After a slow start to this year, the last few weeks have been so much better. I like to call it classroom magic. (Magic because it just happens. I can't really plan it.)
Magic Moment #1:
Students read part of the "Universal Declaration of Human Rights" and then searched for ten photos that showed people enjoying those rights or people denied those rights. (One student took it a bit further and showed people protesting for those rights.)
The next part of the assignment was to merge slides with a classmate. Together, they searched for a song that shared the theme of their photos and turned it into a musical slideshow.

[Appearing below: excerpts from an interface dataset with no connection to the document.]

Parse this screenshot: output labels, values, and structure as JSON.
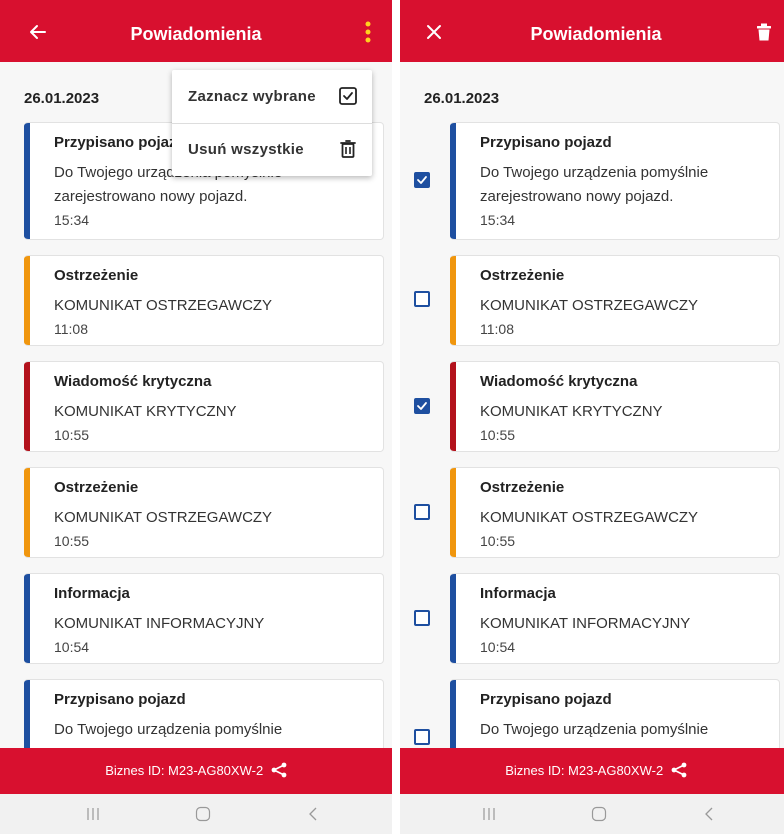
{
  "header": {
    "title": "Powiadomienia"
  },
  "date_group": "26.01.2023",
  "menu": {
    "mark_selected": "Zaznacz wybrane",
    "delete_all": "Usuń wszystkie"
  },
  "notifications": [
    {
      "title": "Przypisano pojazd",
      "body": "Do Twojego urządzenia pomyślnie zarejestrowano nowy pojazd.",
      "time": "15:34",
      "color": "#1e4fa0",
      "selected": true
    },
    {
      "title": "Ostrzeżenie",
      "body": "KOMUNIKAT OSTRZEGAWCZY",
      "time": "11:08",
      "color": "#f0960e",
      "selected": false
    },
    {
      "title": "Wiadomość krytyczna",
      "body": "KOMUNIKAT KRYTYCZNY",
      "time": "10:55",
      "color": "#b3121c",
      "selected": true
    },
    {
      "title": "Ostrzeżenie",
      "body": "KOMUNIKAT OSTRZEGAWCZY",
      "time": "10:55",
      "color": "#f0960e",
      "selected": false
    },
    {
      "title": "Informacja",
      "body": "KOMUNIKAT INFORMACYJNY",
      "time": "10:54",
      "color": "#1e4fa0",
      "selected": false
    },
    {
      "title": "Przypisano pojazd",
      "body": "Do Twojego urządzenia pomyślnie",
      "time": "",
      "color": "#1e4fa0",
      "selected": false
    }
  ],
  "footer": {
    "biznes_id": "Biznes ID:  M23-AG80XW-2"
  },
  "icons": {
    "back": "arrow-left-icon",
    "more": "more-vertical-icon",
    "close": "close-icon",
    "trash": "trash-icon",
    "share": "share-icon",
    "checkbox": "checkbox-check-icon"
  },
  "colors": {
    "brand_red": "#d8102f",
    "info_blue": "#1e4fa0",
    "warning_orange": "#f0960e",
    "critical_red": "#b3121c"
  }
}
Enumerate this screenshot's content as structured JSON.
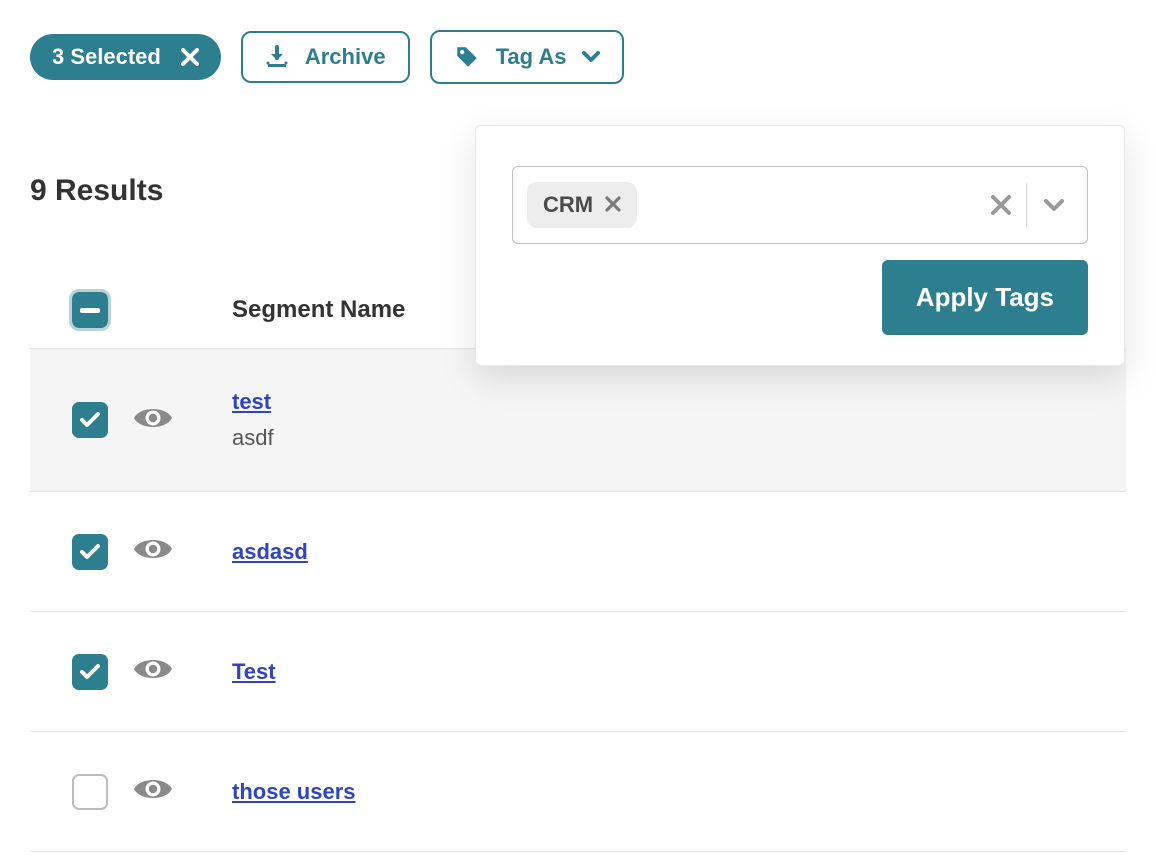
{
  "toolbar": {
    "selected_label": "3 Selected",
    "archive_label": "Archive",
    "tag_as_label": "Tag As"
  },
  "results": {
    "heading": "9 Results"
  },
  "popover": {
    "chip_label": "CRM",
    "apply_label": "Apply Tags"
  },
  "table": {
    "header": {
      "segment_name": "Segment Name"
    },
    "rows": [
      {
        "checked": true,
        "highlighted": true,
        "name": "test",
        "sub": "asdf"
      },
      {
        "checked": true,
        "highlighted": false,
        "name": "asdasd",
        "sub": ""
      },
      {
        "checked": true,
        "highlighted": false,
        "name": "Test",
        "sub": ""
      },
      {
        "checked": false,
        "highlighted": false,
        "name": "those users",
        "sub": ""
      }
    ]
  }
}
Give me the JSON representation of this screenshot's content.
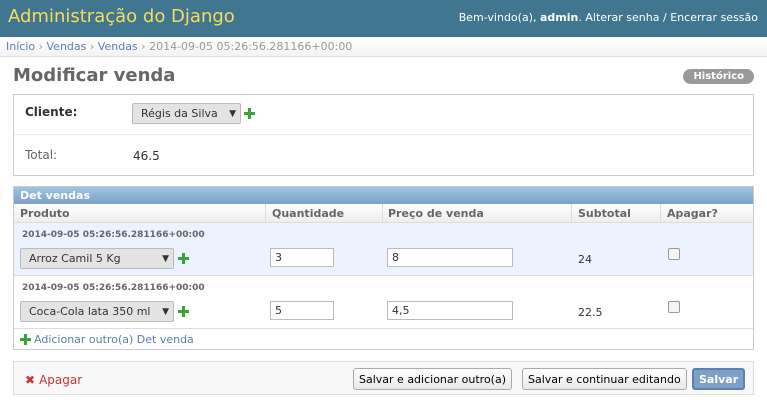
{
  "header": {
    "site_title": "Administração do Django",
    "welcome_prefix": "Bem-vindo(a),",
    "username": "admin",
    "change_password": "Alterar senha",
    "separator": "/",
    "logout": "Encerrar sessão"
  },
  "breadcrumbs": {
    "home": "Início",
    "app": "Vendas",
    "model": "Vendas",
    "current": "2014-09-05 05:26:56.281166+00:00",
    "sep": "›"
  },
  "page": {
    "title": "Modificar venda",
    "history": "Histórico"
  },
  "form": {
    "cliente_label": "Cliente:",
    "cliente_value": "Régis da Silva",
    "total_label": "Total:",
    "total_value": "46.5"
  },
  "inline": {
    "caption": "Det vendas",
    "columns": [
      "Produto",
      "Quantidade",
      "Preço de venda",
      "Subtotal",
      "Apagar?"
    ],
    "rows": [
      {
        "original": "2014-09-05 05:26:56.281166+00:00",
        "produto": "Arroz Camil 5 Kg",
        "quantidade": "3",
        "preco": "8",
        "subtotal": "24"
      },
      {
        "original": "2014-09-05 05:26:56.281166+00:00",
        "produto": "Coca-Cola lata 350 ml",
        "quantidade": "5",
        "preco": "4,5",
        "subtotal": "22.5"
      }
    ],
    "add_another": "Adicionar outro(a) Det venda"
  },
  "submit": {
    "delete": "Apagar",
    "save_add": "Salvar e adicionar outro(a)",
    "save_continue": "Salvar e continuar editando",
    "save": "Salvar"
  },
  "colors": {
    "header_bg": "#417690",
    "site_title": "#f5dd5d",
    "link": "#5b80b2",
    "add_green": "#3ca23c",
    "delete_red": "#cc3333",
    "inline_caption": "#7ca0c7"
  },
  "icons": {
    "add": "plus-icon",
    "delete": "x-icon",
    "dropdown": "triangle-down-icon"
  }
}
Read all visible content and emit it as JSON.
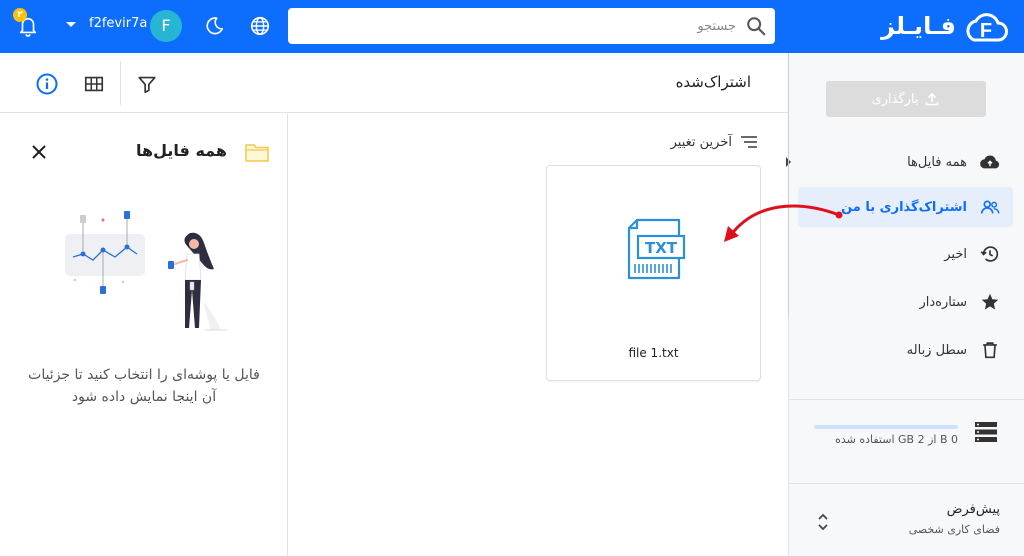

To say that these were powerful would be an understatement. "The Sound of Silence" by Disturbed, "Imagine" by John Lennon, and Michael Jackson's "Man in the Mirror" and "We Are the World" were just some of the songs backing some pretty haunting images.
Magic. (It didn't hurt that the students were pretty proud of their work.)
Magic Moment #2:
My classes memorize "In Flanders Fields" by John McCrea for Veterans Day. We study the structure, rhythm, and rhyme of the poem, but mainly we study the significance of the poem for Veterans. Tiny Town High has a close relationship with the military in our community and many military kids attend our school.
Anyway, the students have been practicing the poem daily. Today, I had my classes on the stage in my room for another activity. When they finished that assignment, I had them recite the poem in a darkened room with only the stage lights. There was a haunting quality to this every hour, but 7th hour gave me chills.
My small 7th hour class has nine boys and no girls. These young men gathered in a tight group and this is part of what they recited:
"We are the dead, short days ago
We lived, felt dawn, saw sunset glow,
Loved and were loved, and now we lie
In Flanders Fields.
Take up our quarrel with the foe,
To you from failing hands we throw
The torch, be yours to hold it high
If ye break faith with us who die
We shall not sleep though poppies grow
In Flanders Fields."
Those nine young men could have been the soldiers of the past and some will be the soldiers of the future. Those youthful faces made the poem so much more significant. I don't know about them, but I will never forget that moment.
I'd like to think that I control the magic in my classroom, but I don't. I think magic just happens, and these are the moments we teach for.